The above phrase was coined by my lovely friend Krista. She uses it to describe how she feels about the leaders’ debate during a federal election. She makes stick puppets of all the candidates, gets some snacks together, and watches every minute of the debate with a delicate mix of excitement and anxiety. She has a great time, but she’s clearly stressed out by the whole ordeal.
Well, I’m going to have to borrow this phrase. Because I can’t think of a better way to describe how I feel about Marathon Day. A typical training period for a marathon is 19 weeks. That’s just over four months. Four months of almost daily runs. Four months of trying to eat like a runner (which, for me, means not getting up to eat cheese in the middle of the night). Four months of counting down to One Epic Day. Nineteen weeks later, my day finally came – the Toronto Waterfront Marathon.
It was awesome. And it was, of course, my Ninety-fifth Official Act of Happiness.
I’m borrowing Krista’s phrase because, as excited and joyful as I am about Marathon Day, there are few things as stressful as knowing that tomorrow morning, not only will you have to wake up at 6:00am, you’ll also be running 12 kilometers beyond the human body’s fuel capacity. FUN, RIGHT?
For those of you who’ve never had the pleasure of running a marathon, let me break it down for you. When you begin your training, the thought of running 42 kilometers is so far off in the distance and unfathomable, you hardly think about it. But as the weeks wear on, and the training distances grow longer, it slowly dawns on you that Jesus H Christ, a marathon is fucking long! And you’re going to run one! Even though this was my fifth, I was still a bundle of nerves.
For me, it all comes to a head in the three days leading up to the event, during which I turn into such a ball of nervous energy that I can’t. Sit. Still. The day prior to the race, I attended the Race Expo with Jenn, a.k.a. my marathon girlfriend. We trained for our first big race at the Outremont Running Room in 2007, and have since run a total of 4 marathons together. She’s the only person who can truly appreciate – and match – my excitement, so she’s the perfect date for any pre-race event.
We picked up our gear, including our race numbers. Some of the larger and better-organised races will print the runner’s name on their bib so that spectators can cheer them. When I registered, I thought it would be fun to put an exclamation point at the end of my name. I’d completely forgotten about this until I opened my packet and pulled out a bib that read “Cristina!” That’s the moment I knew it was going to be a really good race.
In the final hours leading up to The Race, I did my best to prepare. I watched “Spirit of the Marathon,” and cried at least 3 times.

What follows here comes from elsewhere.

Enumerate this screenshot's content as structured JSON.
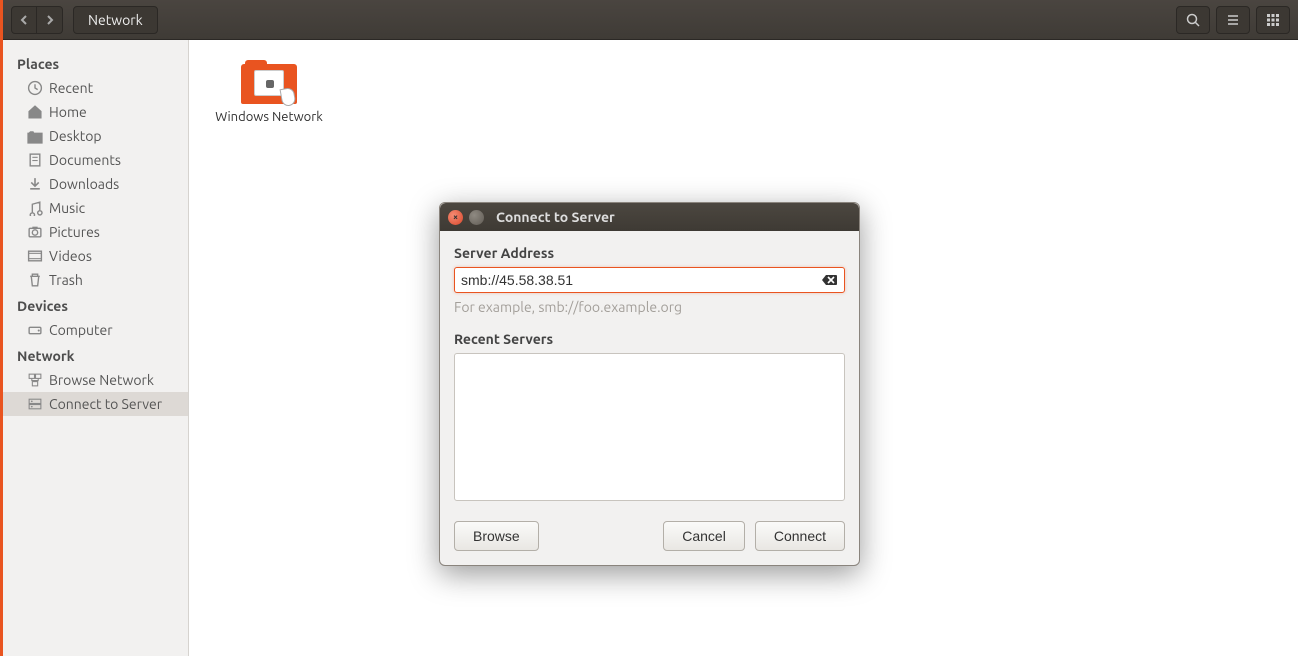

I ate a metric ton of moose-shaped pasta (the fun shapes are unnecessary, but I’m convinced they help). And I tried desperately to get some sleep. By the time my friends and I reached the starting line, my energy had reached a fever pitch. It was cold, grey, and windy. And I was wearing a bright pink shirt, a bib with an exclamation mark on it, and was jumping up and down shouting “WE’RE GONNA RUN A MARATHOOOOOON!” Needless to say, I was the only one.
I’ve heard it said that a marathon is like life – you’re going to encounter obstacles. What matters is how you deal with them. The first half of the race went off without a hitch. My parents even came to meet me at the 12k mark – bravely waving a Montreal Canadiens flag so I could spot them. I probably spent the first 21k trying to slow down, but I was just too bloody excited.
Around the 25k mark, fatigue hit me for the first time. And I still had 17 effing kilometers to go. But instead of having a (characteristic) panic attack, I stopped for a moment, stretched my knees, and reminded myself of all the things I’d done to prepare for this day. I’d done dozens of training runs. I’d gone to crossfit twice a week. And most recently, I’d loaded myself with enough carbs to fuel every runner in the 5k. So I kept going. And every time I hit a roadblock, I went through the checklist again. There was no conceivable reason for me not to finish, so I pressed on. I listened to cheesy music, I played air drums, I punched the air, I smiled and waved and thanked every wonderful person who cheered me on.
And I finished. I finished with my best time to date, beating my old record by almost 4 minutes. I put my arms up and screamed as I crossed the finish line, with more joy than my birthday, Christmas, and five Halloweens combined, and I remembered why I put myself through this mania year after year. No matter what’s happening at work, no matter what state of disarray my personal life is in, I can still run. I can still push my body to new and exciting limits. I can still complete this distance that should be impossible for the human body. And I can still have that feeling of victory. And nothing can take that away from me.
Cheesy, but fucking true. Run a marathon for yourself, and you’ll see.